Sham TNT Treatment
This arm will have the sham treatment session. First we will assess the motor threshold intensity described above. Next, a sham coil is placed on each of 4 regions (2 lumbar & 2 sacral), and 600 stimulations will be given at each site in 2 trains, with a 5 minutes rest period between each site and 3 minutes between trains.
  • Other: Sham TNT Therapy
    This is the sham TNT treatment as mentioned in the different ARMs using the fake coil with no magnetic stimulations.

Recruiting Locations

Massachusetts General Hospital
Boston, Massachusetts 02114-2621
Contact:
Ahmad Samad
617-838-6318
ASAMAD1@mgh.harvard.edu

More Details

Status
Recruiting
Sponsor
Augusta University

Study Contact

Satish Rao, MD, PhD
7067212238
srao@augusta.edu

Detailed Description

Fecal incontinence (FI), defined as the involuntary passage of either formed or liquid stool, affects 8-15% of ambulatory Americans, mostly women and elderly and 45% of nursing home residents. It occurs at least weekly in 3% of adults, and in 37% of patients attending primary care clinics. FI has a major impact on quality of life, causes significant distress including anxiety and depression, and carries a considerable health care burden. FI is characterized by multifactorial dysfunctions that include lumbosacral neuropathy, anorectal sensori-motor dysfunction, and decreased rectosigmoid reservoir capacity and maladaptive pelvic floor-brain innervation. Consequently, treatments that help a single dysfunction, for example, anal dextranomer injection or anal sphincteroplasty could improve FI by reinforcing the anal barrier, but unlikely to improve the multidimensional problem of FI. Also, anal sphincteroplasty felt to be effective initially, was disappointing long-term with only 30% remaining continent at 10 years. An-other surgical procedure, sacral nerve stimulation (SNS) has been shown to be useful in 54% of FI patients, but has significant complications (33%) and a failure rate of 15%, its mechanism of action is unknown, and lacks rigorous sham-controlled trial. Furthermore, a comparative assessment of the effectiveness of current treatments has not been performed, and none of the current therapies have been shown to improve the multifactorial pathophysiological dysfunction(s) in FI.

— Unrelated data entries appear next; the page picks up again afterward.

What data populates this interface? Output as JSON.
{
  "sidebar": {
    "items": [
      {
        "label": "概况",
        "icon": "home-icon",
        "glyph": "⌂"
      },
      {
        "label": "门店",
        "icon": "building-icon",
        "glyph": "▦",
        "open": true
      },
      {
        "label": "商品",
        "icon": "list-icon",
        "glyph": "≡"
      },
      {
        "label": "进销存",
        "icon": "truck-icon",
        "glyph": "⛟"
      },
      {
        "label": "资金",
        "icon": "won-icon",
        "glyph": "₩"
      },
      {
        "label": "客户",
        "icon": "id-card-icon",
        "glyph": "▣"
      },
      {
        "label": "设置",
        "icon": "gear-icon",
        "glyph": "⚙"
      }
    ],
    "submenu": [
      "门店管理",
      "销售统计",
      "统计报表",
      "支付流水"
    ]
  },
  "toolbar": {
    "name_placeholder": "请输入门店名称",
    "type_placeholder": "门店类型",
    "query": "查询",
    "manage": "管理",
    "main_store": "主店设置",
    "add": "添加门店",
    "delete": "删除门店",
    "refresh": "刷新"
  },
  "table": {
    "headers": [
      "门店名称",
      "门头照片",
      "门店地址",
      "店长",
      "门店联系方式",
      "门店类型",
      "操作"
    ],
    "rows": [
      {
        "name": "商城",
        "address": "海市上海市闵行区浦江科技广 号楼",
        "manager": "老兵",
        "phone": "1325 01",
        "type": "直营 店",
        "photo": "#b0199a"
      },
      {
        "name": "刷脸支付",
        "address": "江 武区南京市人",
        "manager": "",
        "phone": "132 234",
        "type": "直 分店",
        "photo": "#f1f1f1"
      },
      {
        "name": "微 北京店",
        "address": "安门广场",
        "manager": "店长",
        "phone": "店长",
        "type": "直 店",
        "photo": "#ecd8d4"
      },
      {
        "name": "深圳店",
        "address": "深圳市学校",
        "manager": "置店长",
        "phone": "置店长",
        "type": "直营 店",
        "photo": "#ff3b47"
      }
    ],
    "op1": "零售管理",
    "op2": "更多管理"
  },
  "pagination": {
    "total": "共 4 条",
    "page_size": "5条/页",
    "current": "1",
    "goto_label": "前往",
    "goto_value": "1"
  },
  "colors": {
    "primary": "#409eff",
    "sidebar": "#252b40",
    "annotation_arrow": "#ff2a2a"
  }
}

A critical barrier to progress in the treatment of FI is the lack of RCTs, and absence of mechanistically based non-invasive therapies that modify the pathophysiology of FI. Consequently, most current remedies have remained ineffective. These findings were highlighted by experts at a recent NIDDK workshop focused on research in FI. Our long-term goal is to address the problem of lack of effective treatments for FI by investigating therapies that modulate peripheral and central neuronal perturbations, and to understand the neurobiologic basis of these treatments. Translumbosacral Neuromodulation Therapy (TNT) is a novel, non-invasive technique that involves the focal delivery of magnetic energy through an insulated coil to the lumbo-sacral nerves that regulate anorectal function. The pulses generated are of the same strength as clin-ical MRI machines. It builds on the concept of neuromodulation therapies such as repetitive transcranial magnetic stimulation (rTMS) that uses a computerized electromechanical medical device to deliver brief pulses of magnetic energy and has been shown to be effective in major depression , refractory auditory hallucinations (AH), and visceral pain, and our studies in post-stroke dysphagia. Our central hypothesis is that TNT will significantly improve FI, both in the short-term and long-term, by enhancing neural excitability and inducing neuroplasticity, and thereby will provide a multidimensional thera-peutic benefit- improve neuropathy, enhance anal strength, improve rectal perception and capacity.

Notice

Study information shown on this site is derived from ClinicalTrials.gov (a public registry operated by the National Institutes of Health). The listing of studies provided is not certain to be all studies for which you might be eligible. Furthermore, study eligibility requirements can be difficult to understand and may change over time, so it is wise to speak with your medical care provider and individual research study teams when making decisions related to participation.